According to Green, the project’s founding director, the gaps might be attributed to a variety of factors, such as unfulfilled expectations or a feeling that “both technology advocates and providers have overpromised and under-delivered.” In other instances, he adds, “it may well be that institutional IT officers have failed to communicate the effectiveness of IT investments at their campuses.”
Green presented these and other findings from the 2012 Campus Computing Survey of CIOs, chief technology officers and other senior officials at public and private universities, public and private four-year colleges, and community colleges in a Wednesday afternoon session at EDUCAUSE. Nearly 550 respondents completed the survey online between Sept. 20 and Oct. 26. Questions covered a wide range of topics, among them institutional IT priorities, mobile and cloud adoption, the lingering effects of budget cuts, security, institutional use of social and other media, and even massive open online courses.
More Mobile: Across all sectors of higher education, institutions are continuing to embrace mobility. Roughly 60 percent of the campuses that participated in this year’s survey have already activated mobile apps (or will do so in the coming academic year), up from 41.5 percent in 2011 and 21.1 percent in 2010. Public universities are leading the mobility charge, with 77.8 percent of them already running or developing mobile apps in fall 2012; 67.5 percent of private universities are in the same position.

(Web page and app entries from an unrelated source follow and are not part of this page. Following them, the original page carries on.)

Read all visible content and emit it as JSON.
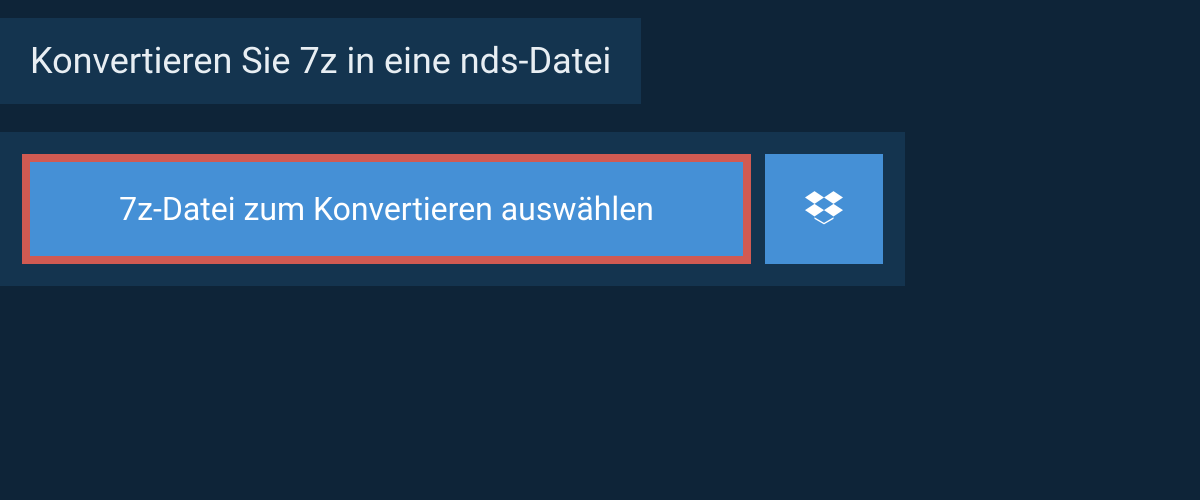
{
  "header": {
    "title": "Konvertieren Sie 7z in eine nds-Datei"
  },
  "actions": {
    "select_file_label": "7z-Datei zum Konvertieren auswählen",
    "dropbox_icon": "dropbox-icon"
  }
}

Cloud Adoption Still Proceeding Slowly: Nearly a quarter (24 percent) of survey participants now have a strategic plan for cloud computing, up from 21 percent in 2011 and 15 percent in 2010. Institutions that have taken the plunge are migrating to the cloud functions such as calendars and learning management systems in far greater numbers (nearly 40 percent in both cases) than those that are relying on the cloud for storage, archiving or business continuity services (just 9.8 percent).
“Trust really is the coin of the realm,” Green says. “Many campus IT officers are not ready to migrate mission-critical data, resources and services to the cloud services offered by their IT providers.”
What Matters Most: In 2000, nearly 41 percent of survey respondents said that helping faculty integrate IT into instruction was the most important IT issue they faced. In 2012, it’s once again a top priority, with 74 percent indicating that curriculum integration would be among their highest priorities over the next two to three years. Providing adequate user support (70 percent), hiring/retaining qualified IT staff (69 percent), providing online education (61 percent) and implementing/supporting mobile computing (61 percent) also ranked highly.
The Scoop on MOOCs: A bare majority (just over 50 percent) of CIOs consider massive open online courses to be a viable model for effectively delivering instruction online. (Respondents from private institutions were most enthusiastic about the emerging instructional methodology.) At the same time, more than two-thirds of them were uncertain about MOOCs’ revenue model over the long term.
To learn more about the Campus Computing Survey, visit campuscomputing.net.
For more EDUCAUSE 2012 coverage, visit our EDUCAUSE 2012 page.